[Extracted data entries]
Start of Block
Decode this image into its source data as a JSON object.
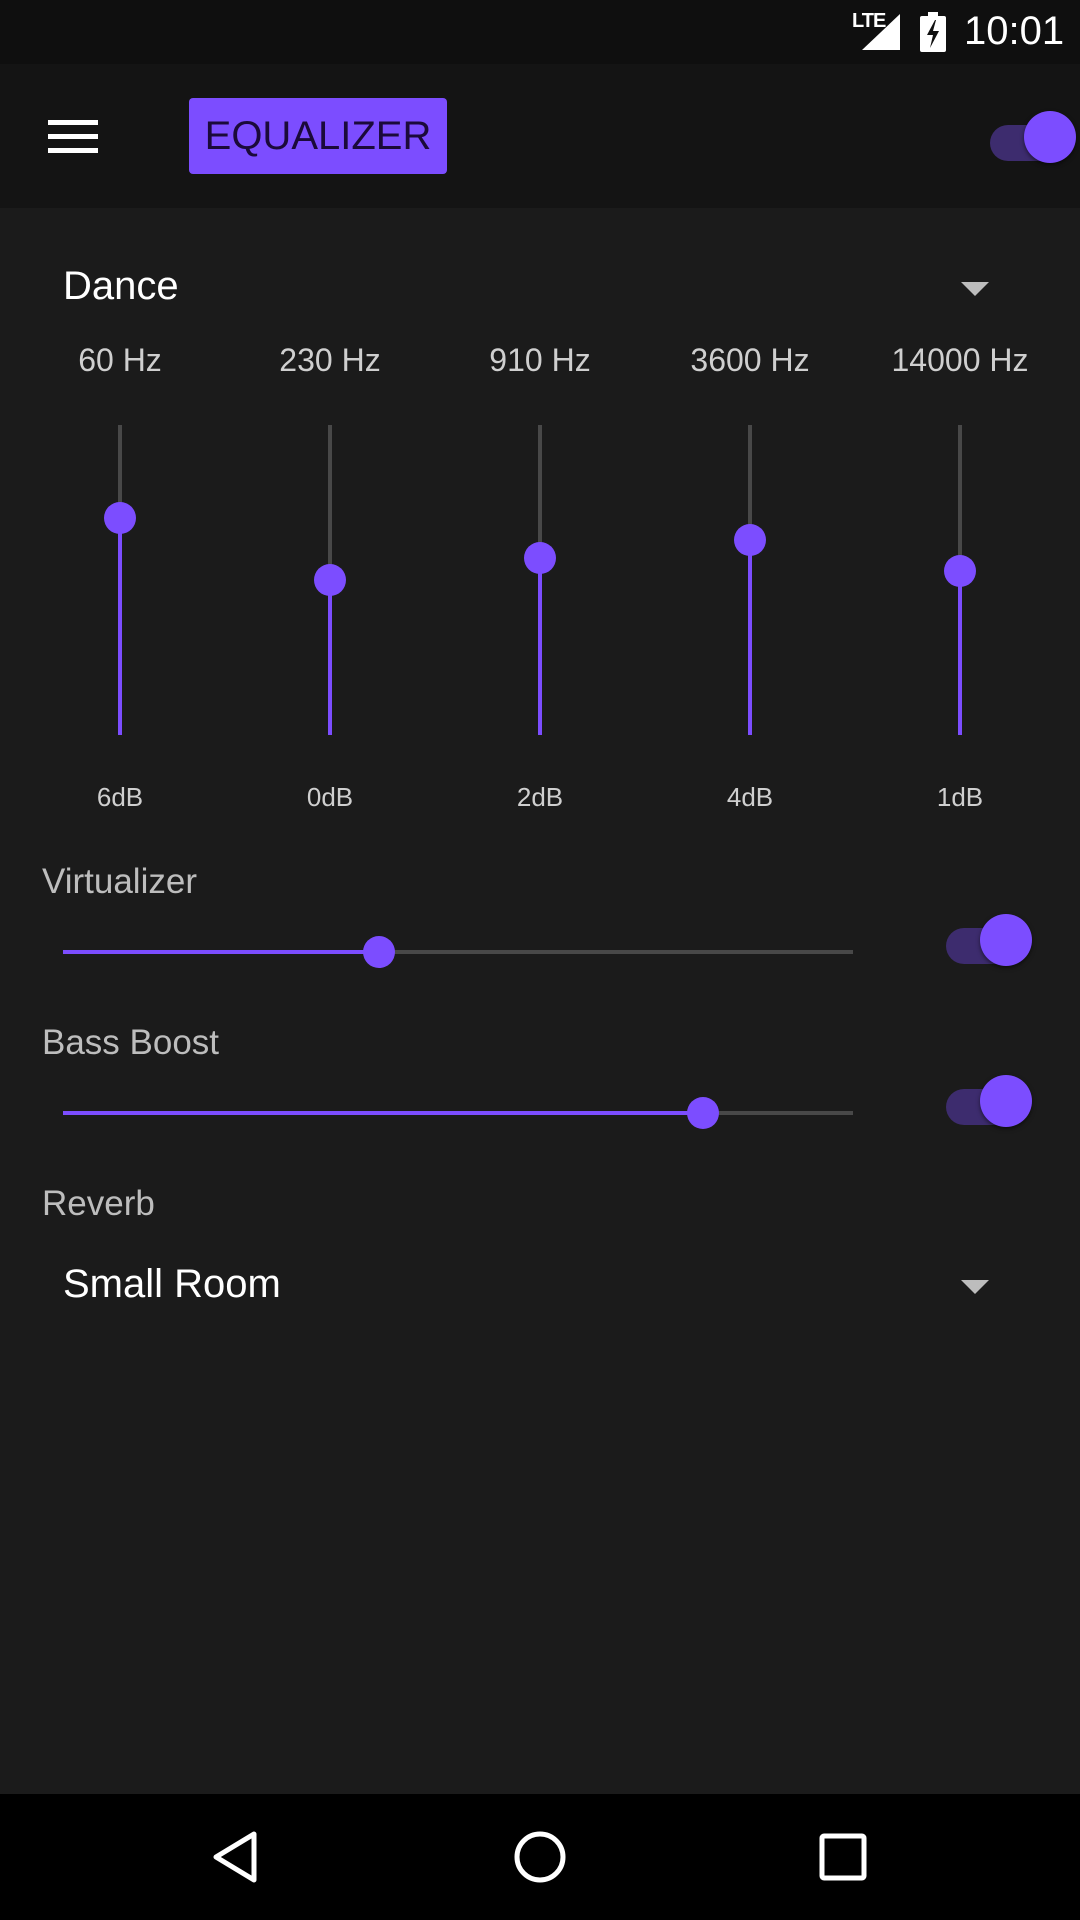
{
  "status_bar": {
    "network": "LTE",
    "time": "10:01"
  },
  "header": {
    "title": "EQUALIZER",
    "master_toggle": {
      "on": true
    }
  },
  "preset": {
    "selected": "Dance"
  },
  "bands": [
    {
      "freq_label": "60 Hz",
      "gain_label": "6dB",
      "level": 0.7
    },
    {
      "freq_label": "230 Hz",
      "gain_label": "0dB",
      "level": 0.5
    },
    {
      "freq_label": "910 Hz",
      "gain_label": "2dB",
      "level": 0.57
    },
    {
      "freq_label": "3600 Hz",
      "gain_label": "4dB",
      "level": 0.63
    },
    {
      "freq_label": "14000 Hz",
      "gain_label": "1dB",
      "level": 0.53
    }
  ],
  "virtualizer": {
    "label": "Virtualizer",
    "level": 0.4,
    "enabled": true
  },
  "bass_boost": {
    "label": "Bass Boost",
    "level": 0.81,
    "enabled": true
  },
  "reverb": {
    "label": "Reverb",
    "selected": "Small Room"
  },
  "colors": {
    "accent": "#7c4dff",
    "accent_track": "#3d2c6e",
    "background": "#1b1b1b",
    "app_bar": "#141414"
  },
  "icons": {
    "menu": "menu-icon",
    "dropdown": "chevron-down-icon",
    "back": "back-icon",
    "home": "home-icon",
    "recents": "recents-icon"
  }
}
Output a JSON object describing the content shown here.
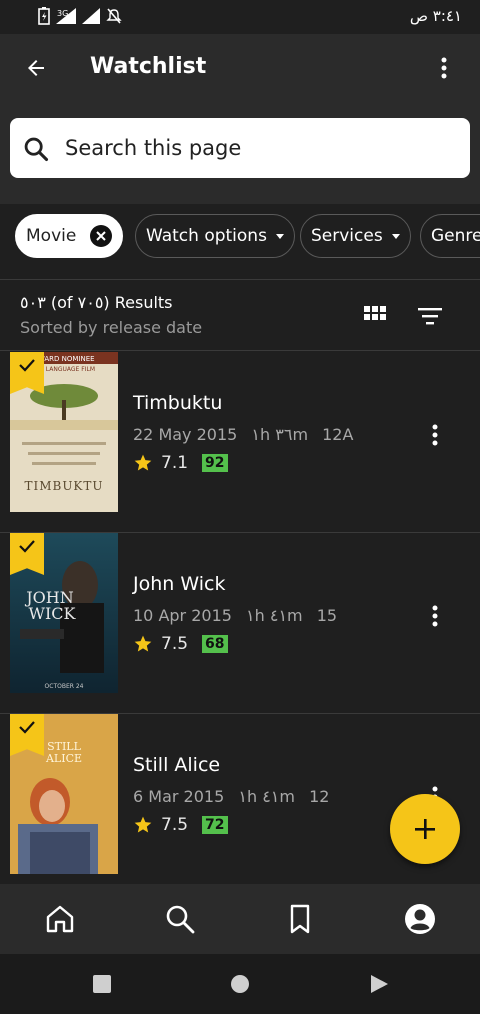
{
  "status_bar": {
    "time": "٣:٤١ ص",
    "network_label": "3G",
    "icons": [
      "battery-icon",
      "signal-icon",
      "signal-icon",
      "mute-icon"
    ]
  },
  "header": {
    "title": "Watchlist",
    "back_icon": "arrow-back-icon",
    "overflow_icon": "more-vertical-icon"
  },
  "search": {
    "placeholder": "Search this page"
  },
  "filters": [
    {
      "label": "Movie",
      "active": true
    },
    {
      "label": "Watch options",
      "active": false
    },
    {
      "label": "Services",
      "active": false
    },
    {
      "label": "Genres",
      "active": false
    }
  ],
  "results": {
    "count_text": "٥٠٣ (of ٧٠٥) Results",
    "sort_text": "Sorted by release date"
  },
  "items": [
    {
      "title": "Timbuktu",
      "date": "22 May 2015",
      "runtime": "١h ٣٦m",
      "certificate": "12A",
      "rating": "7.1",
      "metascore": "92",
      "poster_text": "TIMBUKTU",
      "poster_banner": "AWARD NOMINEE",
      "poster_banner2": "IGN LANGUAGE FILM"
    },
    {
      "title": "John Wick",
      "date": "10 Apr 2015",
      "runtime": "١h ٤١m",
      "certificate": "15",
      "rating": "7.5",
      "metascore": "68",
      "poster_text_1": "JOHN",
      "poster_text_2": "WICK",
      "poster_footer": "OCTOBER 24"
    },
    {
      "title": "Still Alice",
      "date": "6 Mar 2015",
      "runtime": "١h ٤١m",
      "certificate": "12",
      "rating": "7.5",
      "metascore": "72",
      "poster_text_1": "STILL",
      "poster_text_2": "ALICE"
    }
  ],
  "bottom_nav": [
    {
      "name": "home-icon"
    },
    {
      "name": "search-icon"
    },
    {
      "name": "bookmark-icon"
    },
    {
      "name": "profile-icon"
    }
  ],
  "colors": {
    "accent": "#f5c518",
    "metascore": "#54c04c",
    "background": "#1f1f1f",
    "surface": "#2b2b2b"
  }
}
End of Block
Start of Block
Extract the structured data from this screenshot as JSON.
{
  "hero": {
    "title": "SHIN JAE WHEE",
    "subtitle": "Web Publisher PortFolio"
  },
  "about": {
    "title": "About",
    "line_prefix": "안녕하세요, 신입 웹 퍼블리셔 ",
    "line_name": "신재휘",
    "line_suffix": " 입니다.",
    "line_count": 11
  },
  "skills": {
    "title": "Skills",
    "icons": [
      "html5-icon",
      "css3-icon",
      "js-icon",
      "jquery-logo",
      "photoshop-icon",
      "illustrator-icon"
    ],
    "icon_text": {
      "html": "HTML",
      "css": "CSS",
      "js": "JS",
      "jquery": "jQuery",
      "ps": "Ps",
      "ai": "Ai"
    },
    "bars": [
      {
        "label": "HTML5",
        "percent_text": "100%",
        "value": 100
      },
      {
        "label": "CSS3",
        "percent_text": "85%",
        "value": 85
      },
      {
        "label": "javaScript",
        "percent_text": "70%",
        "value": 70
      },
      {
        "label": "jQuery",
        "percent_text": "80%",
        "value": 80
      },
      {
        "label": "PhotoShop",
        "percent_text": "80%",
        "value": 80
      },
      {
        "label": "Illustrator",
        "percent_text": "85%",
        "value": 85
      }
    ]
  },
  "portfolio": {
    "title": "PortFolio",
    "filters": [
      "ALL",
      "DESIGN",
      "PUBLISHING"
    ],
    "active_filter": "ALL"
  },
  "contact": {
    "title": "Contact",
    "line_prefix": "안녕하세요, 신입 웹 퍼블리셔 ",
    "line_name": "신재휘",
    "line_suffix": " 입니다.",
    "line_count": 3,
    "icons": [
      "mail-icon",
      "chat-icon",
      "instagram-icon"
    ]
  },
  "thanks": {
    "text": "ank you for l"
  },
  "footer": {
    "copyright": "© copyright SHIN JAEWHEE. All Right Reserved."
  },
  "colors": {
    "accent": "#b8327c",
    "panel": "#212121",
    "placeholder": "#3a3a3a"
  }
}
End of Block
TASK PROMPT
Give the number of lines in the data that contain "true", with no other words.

WRITTEN RESPONSE
4